The goal of this study was to determine the effect of local and large-scale processes on fire frequency during the postglacial period in a subalpine ecosystem (Alps, France). Large-scale processes should produce homogeneous distribution of fire-free intervals and synchronicity of fire series, and dominance of local-scale processes, such as those triggered by differences in relief, slope aspect, human history, etc. should create heterogeneous fire regimes. Four ponds and peat were sampled at different elevations and exposures. Sedimentary charcoal was used as a fire proxy, and plant macroremains were used as a vegetation proxy. Synchronicity analysis was based on a transformed Ripley's K-function. Similar fire-free intervals during the early Holocene suggest that fire regimes were controlled at that time by large-scale natural processes such as climate and vegetation patterns and establishment. No fire was reconstructed before 9000 y cal BP. Infrequent fires occurred following establishment of the subalpine bio-climate belt. However, local-scale processes have dominated the pattern of fire intervals during the late Holocene, with more fires at lower elevation and on south-facing slopes. Although altitude, topography, and slope aspect certainly drove between-site differences during the early Holocene, these differences disappeared during the late Holocene, when fire frequency was related not to ecological features of the natural landscape but likely to human population density and activities, e.g., need for pastures (woody fuel suppression). Fires were certainly controlled at first by climate and vegetation (Pinus cembra), but human practices have affected the fire regime for centuries.

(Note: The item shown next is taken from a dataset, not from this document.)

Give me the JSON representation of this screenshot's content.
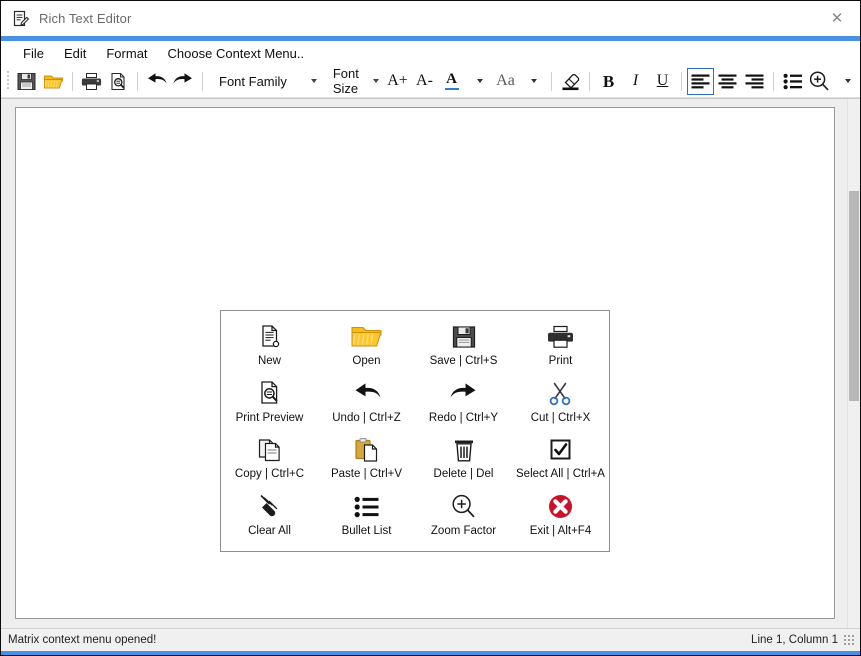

A new fire epoch might result from both the current global warming and on-going land-use abandonment, which has led to a significant fuel build-up in the Alps.
Nomenclature: Tutin et al., 1968–1993.